Joined by an award-winning Mexican journalist, leading organized-crime author Peter Edwards reveals the successors to Vito Rizzuto's criminal dominance, a motley assortment of millennial bikers, gangsters and Mafia whose bloody trail of murders and schemes gone wrong led to the arrival on Canada's doorstep of the world's most dangerous criminal organizations: the drug cartels of Mexico.
Following the death of Mafia boss Vito Rizzuto in 2013, a group of young criminals rose to fill the vacuum in power on his old turf. Targetting the old guard of Mafia and 'Ndrangheta, still led in many cases by men in their seventies and eighties and steeped in a highly structured, quasi-religious criminal tradition, the newcomers were nothing like their predecessors. The impatient millennials leading this self-styled "Wolfpack" were organized-crime disruptors who grew up with technology at their fingertips in a socially networked criminal underworld. They're part of Canada's most ethnically diverse generation, and their organization was as inclusive as it is criminal. They shared an overwhelming sense of entitlement, with a self-assuredness that astonished their rivals but left them foolishly exposed to law enforcement, enemies and the force in global crime they were arrogant enough to think they could handle doing business with. The dominant and most violent force in the global narcotics trade through the 2000s, Mexico's Sinaloa and Los Zetas drug cartels, recognized the naivety of their eager new customers up north and invited themselves to Canada to take advantage.
In times of chaos and collapsing orders, disruptors rule.

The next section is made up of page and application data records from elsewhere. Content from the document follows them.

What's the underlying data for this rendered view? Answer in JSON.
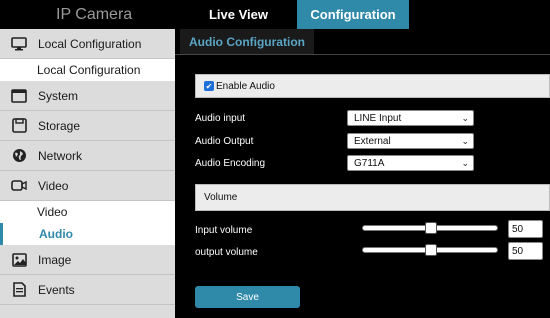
{
  "header": {
    "brand": "IP Camera",
    "tabs": [
      {
        "label": "Live View"
      },
      {
        "label": "Configuration"
      }
    ]
  },
  "sidebar": {
    "items": [
      {
        "label": "Local Configuration",
        "icon": "monitor-icon"
      },
      {
        "label": "Local Configuration"
      },
      {
        "label": "System",
        "icon": "system-icon"
      },
      {
        "label": "Storage",
        "icon": "storage-icon"
      },
      {
        "label": "Network",
        "icon": "globe-icon"
      },
      {
        "label": "Video",
        "icon": "video-icon"
      },
      {
        "label": "Video"
      },
      {
        "label": "Audio"
      },
      {
        "label": "Image",
        "icon": "image-icon"
      },
      {
        "label": "Events",
        "icon": "events-icon"
      }
    ]
  },
  "main": {
    "section_title": "Audio Configuration",
    "enable_audio_label": "Enable Audio",
    "enable_audio_checked": true,
    "audio_input": {
      "label": "Audio input",
      "value": "LINE Input"
    },
    "audio_output": {
      "label": "Audio Output",
      "value": "External"
    },
    "audio_encoding": {
      "label": "Audio Encoding",
      "value": "G711A"
    },
    "volume_title": "Volume",
    "input_volume": {
      "label": "Input volume",
      "value": "50"
    },
    "output_volume": {
      "label": "output volume",
      "value": "50"
    },
    "save_label": "Save"
  },
  "colors": {
    "accent": "#2f89a9",
    "sidebar_bg": "#dcdcdc",
    "content_bg": "#000000"
  }
}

But was this new gang the new underworld order, or just the latest challenger in an ongoing upheaval in the wake of Rizzuto's death? The bloody answers are in The Wolfpack.

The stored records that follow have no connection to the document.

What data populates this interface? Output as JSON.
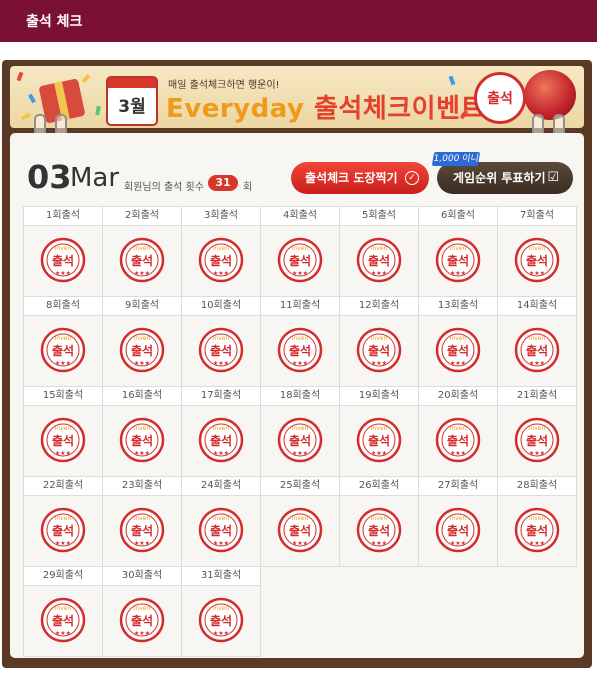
{
  "header": {
    "title": "출석 체크"
  },
  "banner": {
    "month": "3월",
    "subtitle": "매일 출석체크하면 행운이!",
    "title_en": "Everyday",
    "title_ko": "출석체크이벤트",
    "seal_text": "출석"
  },
  "summary": {
    "day": "03",
    "month": "Mar",
    "count_label": "회원님의 출석 횟수",
    "count": "31",
    "count_unit": "회"
  },
  "buttons": {
    "stamp": "출석체크 도장찍기",
    "vote": "게임순위 투표하기",
    "promo_badge": "1,000 이니"
  },
  "stamp": {
    "brand": "inven",
    "text": "출석",
    "color": "#d42c2c"
  },
  "days": [
    "1회출석",
    "2회출석",
    "3회출석",
    "4회출석",
    "5회출석",
    "6회출석",
    "7회출석",
    "8회출석",
    "9회출석",
    "10회출석",
    "11회출석",
    "12회출석",
    "13회출석",
    "14회출석",
    "15회출석",
    "16회출석",
    "17회출석",
    "18회출석",
    "19회출석",
    "20회출석",
    "21회출석",
    "22회출석",
    "23회출석",
    "24회출석",
    "25회출석",
    "26회출석",
    "27회출석",
    "28회출석",
    "29회출석",
    "30회출석",
    "31회출석"
  ],
  "colors": {
    "topbar": "#7a1033",
    "frame": "#5a3a25",
    "accent": "#d8352b"
  }
}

PETER EDWARDS is the bestselling author of 15 non-fiction books and one young adult novel. Edwards is executive producer for the City TV series Bad Blood, based on his book Business or Blood; Mafia Boss Vito Rizzuto's Last War, co-authored by Italian journalist Antonio Nicaso. Edwards is the first ever beat reporter on organized crime for the Toronto Star. He has been awarded an eagle feather from the Union of Ontario Indians and a gold medal from the Centre for Human Rights.

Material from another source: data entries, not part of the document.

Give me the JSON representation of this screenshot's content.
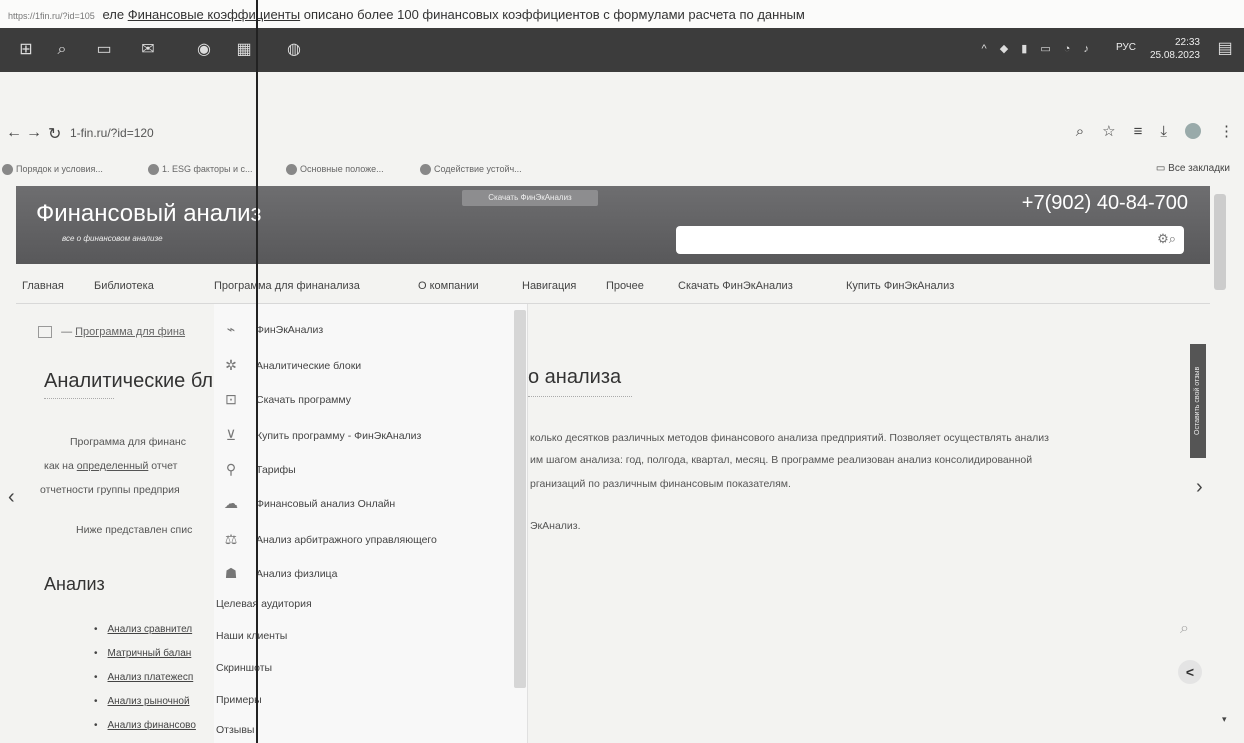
{
  "paper_line": {
    "url": "https://1fin.ru/?id=105",
    "before": "еле",
    "link": "Финансовые коэффициенты",
    "after": "описано более 100 финансовых коэффициентов с формулами расчета по данным"
  },
  "taskbar": {
    "time": "22:33",
    "date": "25.08.2023",
    "lang": "РУС"
  },
  "browser": {
    "address": "1-fin.ru/?id=120",
    "bookmarks": [
      "Порядок и условия...",
      "1. ESG факторы и с...",
      "Основные положе...",
      "Содействие устойч..."
    ],
    "all_bookmarks": "Все закладки"
  },
  "site": {
    "title": "Финансовый анализ",
    "subtitle": "все о финансовом анализе",
    "download_banner": "Скачать ФинЭкАнализ",
    "phone": "+7(902) 40-84-700"
  },
  "menu": [
    "Главная",
    "Библиотека",
    "Программа для финанализа",
    "О компании",
    "Навигация",
    "Прочее",
    "Скачать ФинЭкАнализ",
    "Купить ФинЭкАнализ"
  ],
  "breadcrumb": {
    "separator": "—",
    "current": "Программа для фина"
  },
  "page": {
    "title_left": "Аналитические бл",
    "title_right": "о анализа",
    "para1_left": "Программа для финанс",
    "para1_right": "колько десятков различных методов финансового анализа предприятий. Позволяет осуществлять анализ",
    "para2_left_a": "как на",
    "para2_left_link": "определенный",
    "para2_left_b": "отчет",
    "para2_right": "им шагом анализа: год, полгода, квартал, месяц. В программе реализован анализ консолидированной",
    "para3_left": "отчетности группы предприя",
    "para3_right": "рганизаций по различным финансовым показателям.",
    "para4_left": "Ниже представлен спис",
    "para4_right": "ЭкАнализ.",
    "analysis_heading": "Анализ",
    "analysis_items": [
      "Анализ сравнител",
      "Матричный балан",
      "Анализ платежесп",
      "Анализ рыночной",
      "Анализ финансово"
    ]
  },
  "dropdown": {
    "icon_items": [
      {
        "label": "ФинЭкАнализ",
        "icon": "chart-icon"
      },
      {
        "label": "Аналитические блоки",
        "icon": "gear-icon"
      },
      {
        "label": "Скачать программу",
        "icon": "download-icon"
      },
      {
        "label": "Купить программу - ФинЭкАнализ",
        "icon": "cart-icon"
      },
      {
        "label": "Тарифы",
        "icon": "tag-icon"
      },
      {
        "label": "Финансовый анализ Онлайн",
        "icon": "cloud-icon"
      },
      {
        "label": "Анализ арбитражного управляющего",
        "icon": "scales-icon"
      },
      {
        "label": "Анализ физлица",
        "icon": "person-icon"
      }
    ],
    "plain_items": [
      "Целевая аудитория",
      "Наши клиенты",
      "Скриншоты",
      "Примеры",
      "Отзывы"
    ]
  },
  "side": {
    "feedback": "Оставить свой отзыв"
  }
}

LUIS HORACIO NÁJERA is an acclaimed journalist and crime analyst from Mexico who has lived in exile in Canada since 2008. Nájera was a reporter for Grupo Reforma based in Ciudad Juárez, a notorious gateway to the lucrative North American drug market and widely deemed from 2008 to 2012 the most dangerous place on Earth. He was the PEN Canada-George Brown Writer in Residence in Toronto, and recipient of the 2010 CJFE International Press Freedom Award and one of the 2011 Human Rights Watch Hellman/Hammet Awards. He is a member of Massey College and former fellow at the Citizen Lab/Canada Centre for Global Security Studies. He received a Master's of Global Affairs from the University of Toronto.